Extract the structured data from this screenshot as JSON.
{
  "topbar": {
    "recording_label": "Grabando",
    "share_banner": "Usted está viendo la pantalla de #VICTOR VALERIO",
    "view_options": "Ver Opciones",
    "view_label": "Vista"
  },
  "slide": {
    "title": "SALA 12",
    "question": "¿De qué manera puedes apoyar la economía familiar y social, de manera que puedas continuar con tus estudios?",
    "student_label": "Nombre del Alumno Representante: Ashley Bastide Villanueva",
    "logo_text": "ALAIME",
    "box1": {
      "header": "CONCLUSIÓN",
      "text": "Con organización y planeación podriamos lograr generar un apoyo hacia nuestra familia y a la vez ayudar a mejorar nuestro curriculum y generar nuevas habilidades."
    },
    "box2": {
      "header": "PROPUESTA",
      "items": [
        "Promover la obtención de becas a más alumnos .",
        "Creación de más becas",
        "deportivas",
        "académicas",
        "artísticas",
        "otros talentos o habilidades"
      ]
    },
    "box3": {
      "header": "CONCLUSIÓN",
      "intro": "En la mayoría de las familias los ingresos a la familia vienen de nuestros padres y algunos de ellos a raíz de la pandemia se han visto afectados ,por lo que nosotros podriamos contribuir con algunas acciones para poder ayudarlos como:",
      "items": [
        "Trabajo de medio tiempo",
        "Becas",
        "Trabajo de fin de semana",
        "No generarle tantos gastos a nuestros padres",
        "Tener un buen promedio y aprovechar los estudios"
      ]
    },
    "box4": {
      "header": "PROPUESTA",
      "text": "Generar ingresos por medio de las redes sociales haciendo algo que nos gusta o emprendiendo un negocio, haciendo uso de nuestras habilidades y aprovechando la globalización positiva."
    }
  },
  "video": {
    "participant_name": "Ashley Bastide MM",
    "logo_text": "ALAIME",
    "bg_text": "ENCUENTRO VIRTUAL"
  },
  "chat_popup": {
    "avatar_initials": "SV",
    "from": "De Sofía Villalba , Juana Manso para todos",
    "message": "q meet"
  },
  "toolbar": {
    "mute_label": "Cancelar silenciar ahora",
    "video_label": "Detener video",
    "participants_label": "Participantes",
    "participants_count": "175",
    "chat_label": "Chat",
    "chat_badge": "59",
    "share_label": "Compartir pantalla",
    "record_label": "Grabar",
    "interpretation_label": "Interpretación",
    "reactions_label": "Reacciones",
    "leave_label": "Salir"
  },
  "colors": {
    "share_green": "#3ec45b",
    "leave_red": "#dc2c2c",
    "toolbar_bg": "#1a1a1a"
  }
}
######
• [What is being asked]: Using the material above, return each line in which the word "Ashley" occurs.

• [Reply to the exercise]:
    "student_label": "Nombre del Alumno Representante: Ashley Bastide Villanueva",
    "participant_name": "Ashley Bastide MM",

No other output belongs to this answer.